◆ **TASK MATERIAL**:

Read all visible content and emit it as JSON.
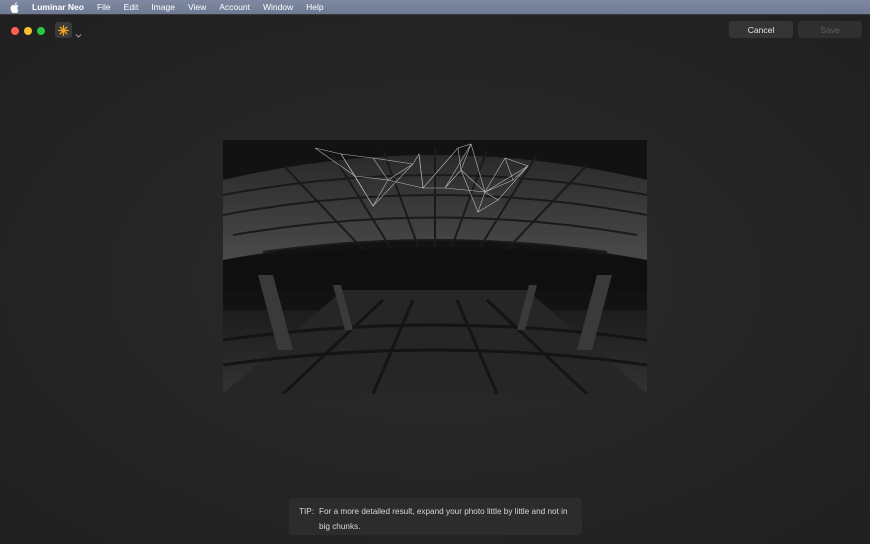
{
  "menubar": {
    "apple_icon": "apple-icon",
    "items": [
      "Luminar Neo",
      "File",
      "Edit",
      "Image",
      "View",
      "Account",
      "Window",
      "Help"
    ]
  },
  "toolbar": {
    "logo_icon": "luminar-logo-icon",
    "dropdown_icon": "chevron-down-icon",
    "cancel_label": "Cancel",
    "save_label": "Save"
  },
  "tip": {
    "label": "TIP:",
    "text": "For a more detailed result, expand your photo little by little and not in big chunks."
  },
  "colors": {
    "accent": "#f5a623",
    "traffic_red": "#fe5f57",
    "traffic_yellow": "#febc2e",
    "traffic_green": "#28c840"
  }
}
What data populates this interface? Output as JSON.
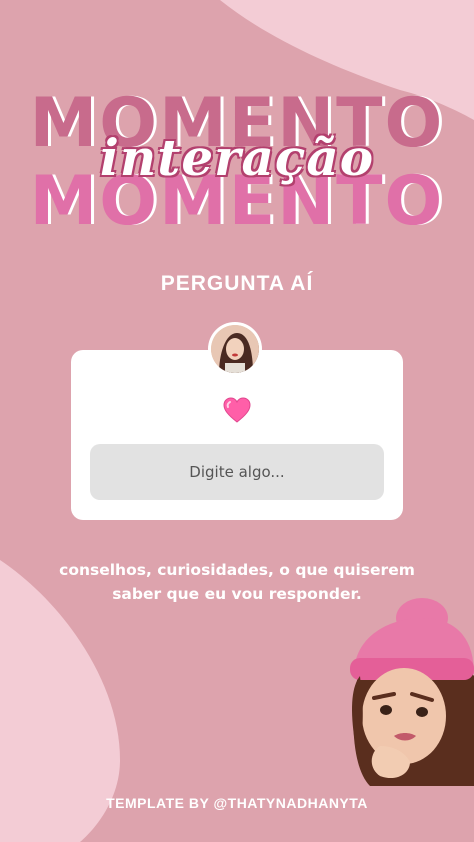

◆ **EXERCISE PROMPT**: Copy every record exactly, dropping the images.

◆ **OUTPUT FOR THIS TASK**:
Read all visible content and emit it as JSON.
{
  "menubar": {
    "apple_icon": "apple-icon",
    "items": [
      "Luminar Neo",
      "File",
      "Edit",
      "Image",
      "View",
      "Account",
      "Window",
      "Help"
    ]
  },
  "toolbar": {
    "logo_icon": "luminar-logo-icon",
    "dropdown_icon": "chevron-down-icon",
    "cancel_label": "Cancel",
    "save_label": "Save"
  },
  "tip": {
    "label": "TIP:",
    "text": "For a more detailed result, expand your photo little by little and not in big chunks."
  },
  "colors": {
    "accent": "#f5a623",
    "traffic_red": "#fe5f57",
    "traffic_yellow": "#febc2e",
    "traffic_green": "#28c840"
  }
}
What data populates this interface? Output as JSON.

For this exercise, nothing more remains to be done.